TASK DATA:
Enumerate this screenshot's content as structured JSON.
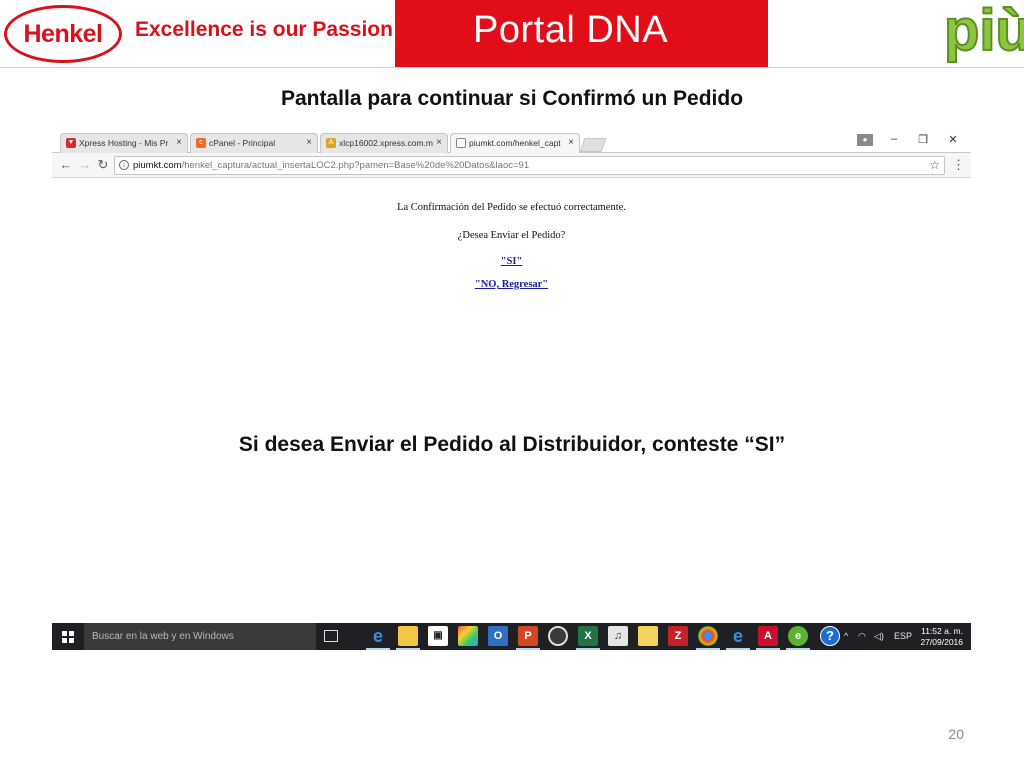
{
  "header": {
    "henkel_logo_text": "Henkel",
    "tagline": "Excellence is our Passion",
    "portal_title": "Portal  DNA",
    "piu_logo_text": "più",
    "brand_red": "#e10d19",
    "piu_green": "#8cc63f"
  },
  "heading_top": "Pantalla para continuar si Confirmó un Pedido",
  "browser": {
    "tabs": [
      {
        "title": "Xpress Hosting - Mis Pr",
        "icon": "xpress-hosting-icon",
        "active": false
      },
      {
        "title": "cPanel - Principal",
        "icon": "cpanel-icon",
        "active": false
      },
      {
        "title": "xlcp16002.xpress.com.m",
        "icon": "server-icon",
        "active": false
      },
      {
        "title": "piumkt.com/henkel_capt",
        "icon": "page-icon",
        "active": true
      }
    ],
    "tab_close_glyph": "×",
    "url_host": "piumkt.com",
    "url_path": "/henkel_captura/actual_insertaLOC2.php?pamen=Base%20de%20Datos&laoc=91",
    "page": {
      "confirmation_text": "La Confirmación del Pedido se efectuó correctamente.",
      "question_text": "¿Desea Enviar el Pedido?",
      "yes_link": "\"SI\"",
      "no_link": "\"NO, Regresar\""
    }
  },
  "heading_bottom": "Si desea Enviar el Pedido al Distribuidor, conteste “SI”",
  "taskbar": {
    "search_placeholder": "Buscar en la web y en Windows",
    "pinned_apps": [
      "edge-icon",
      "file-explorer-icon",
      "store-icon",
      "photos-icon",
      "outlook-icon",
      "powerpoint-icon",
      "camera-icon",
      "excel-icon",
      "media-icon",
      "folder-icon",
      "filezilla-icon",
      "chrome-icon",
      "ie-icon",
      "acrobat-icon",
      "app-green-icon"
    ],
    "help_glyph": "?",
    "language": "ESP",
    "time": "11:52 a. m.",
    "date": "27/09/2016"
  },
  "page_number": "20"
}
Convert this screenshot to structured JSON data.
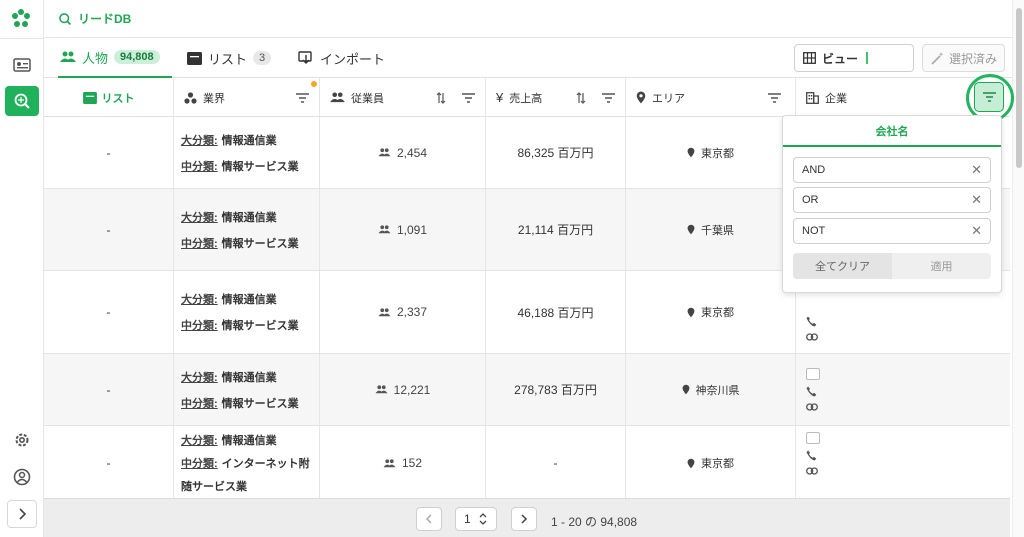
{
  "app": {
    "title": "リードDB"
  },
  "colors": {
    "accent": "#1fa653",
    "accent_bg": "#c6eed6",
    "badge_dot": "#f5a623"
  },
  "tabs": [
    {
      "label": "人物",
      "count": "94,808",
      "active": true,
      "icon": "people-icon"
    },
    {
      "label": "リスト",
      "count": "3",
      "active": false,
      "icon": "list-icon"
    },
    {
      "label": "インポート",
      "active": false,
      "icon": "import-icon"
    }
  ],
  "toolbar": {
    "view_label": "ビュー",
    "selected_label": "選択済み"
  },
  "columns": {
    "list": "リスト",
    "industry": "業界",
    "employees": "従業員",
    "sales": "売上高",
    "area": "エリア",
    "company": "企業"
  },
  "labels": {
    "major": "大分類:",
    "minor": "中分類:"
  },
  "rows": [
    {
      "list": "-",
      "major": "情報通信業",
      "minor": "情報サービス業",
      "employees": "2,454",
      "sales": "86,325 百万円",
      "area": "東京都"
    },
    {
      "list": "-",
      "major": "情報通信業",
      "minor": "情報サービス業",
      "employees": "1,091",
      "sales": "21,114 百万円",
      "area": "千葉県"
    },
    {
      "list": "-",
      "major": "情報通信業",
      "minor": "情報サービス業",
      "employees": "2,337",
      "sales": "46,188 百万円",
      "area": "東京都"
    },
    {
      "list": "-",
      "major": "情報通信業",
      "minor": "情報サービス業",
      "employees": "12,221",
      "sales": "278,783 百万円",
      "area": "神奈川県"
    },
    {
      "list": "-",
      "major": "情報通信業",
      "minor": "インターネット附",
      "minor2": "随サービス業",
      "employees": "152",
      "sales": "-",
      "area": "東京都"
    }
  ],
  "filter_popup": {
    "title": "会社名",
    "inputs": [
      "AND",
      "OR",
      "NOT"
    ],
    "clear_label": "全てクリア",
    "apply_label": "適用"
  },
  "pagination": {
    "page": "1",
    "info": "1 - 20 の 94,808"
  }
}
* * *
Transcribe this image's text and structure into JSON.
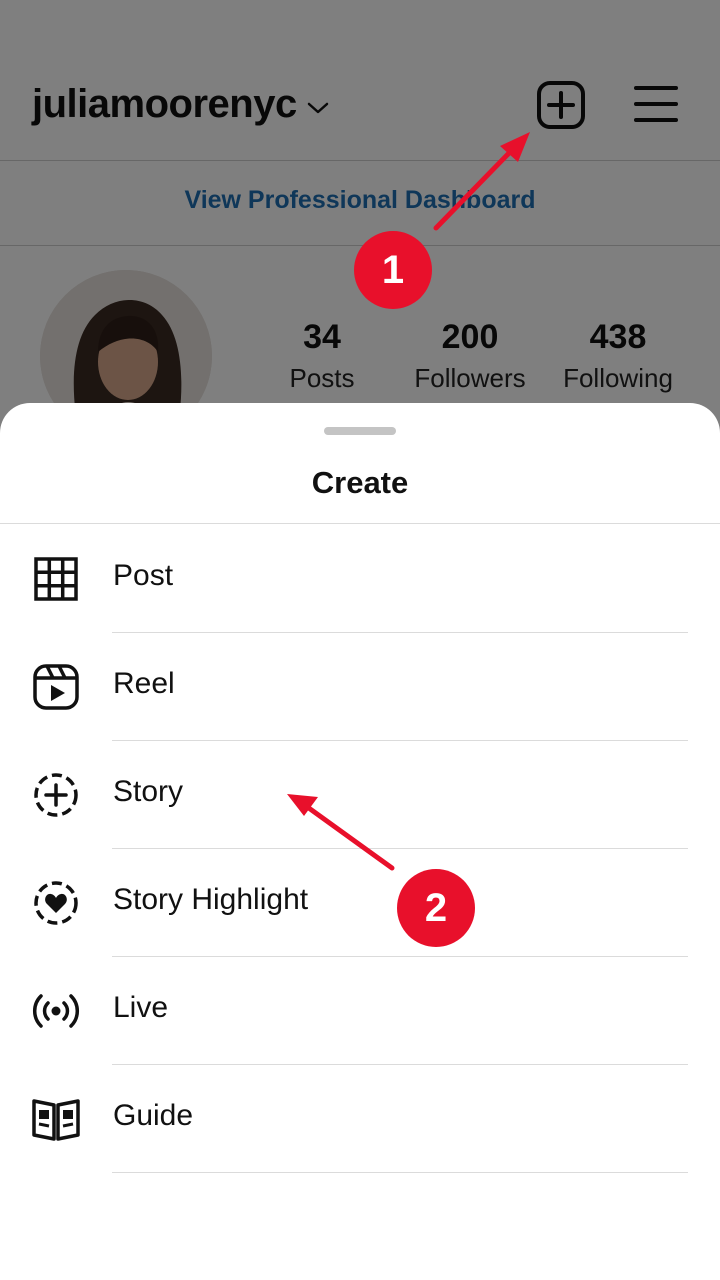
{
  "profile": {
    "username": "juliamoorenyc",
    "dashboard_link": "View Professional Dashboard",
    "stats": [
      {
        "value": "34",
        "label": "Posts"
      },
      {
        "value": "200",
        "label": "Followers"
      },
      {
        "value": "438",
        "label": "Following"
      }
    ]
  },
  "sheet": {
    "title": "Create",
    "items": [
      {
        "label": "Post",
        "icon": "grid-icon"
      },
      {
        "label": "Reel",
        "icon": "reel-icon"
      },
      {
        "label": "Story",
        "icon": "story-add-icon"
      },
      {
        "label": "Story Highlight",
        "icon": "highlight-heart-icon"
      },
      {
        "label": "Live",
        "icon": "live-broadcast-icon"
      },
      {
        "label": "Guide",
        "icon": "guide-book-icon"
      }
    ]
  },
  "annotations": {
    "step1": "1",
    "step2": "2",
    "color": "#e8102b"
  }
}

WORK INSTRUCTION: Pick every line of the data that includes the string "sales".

ANSWER BELOW:
    "sales": "売上高",
      "sales": "86,325 百万円",
      "sales": "21,114 百万円",
      "sales": "46,188 百万円",
      "sales": "278,783 百万円",
      "sales": "-",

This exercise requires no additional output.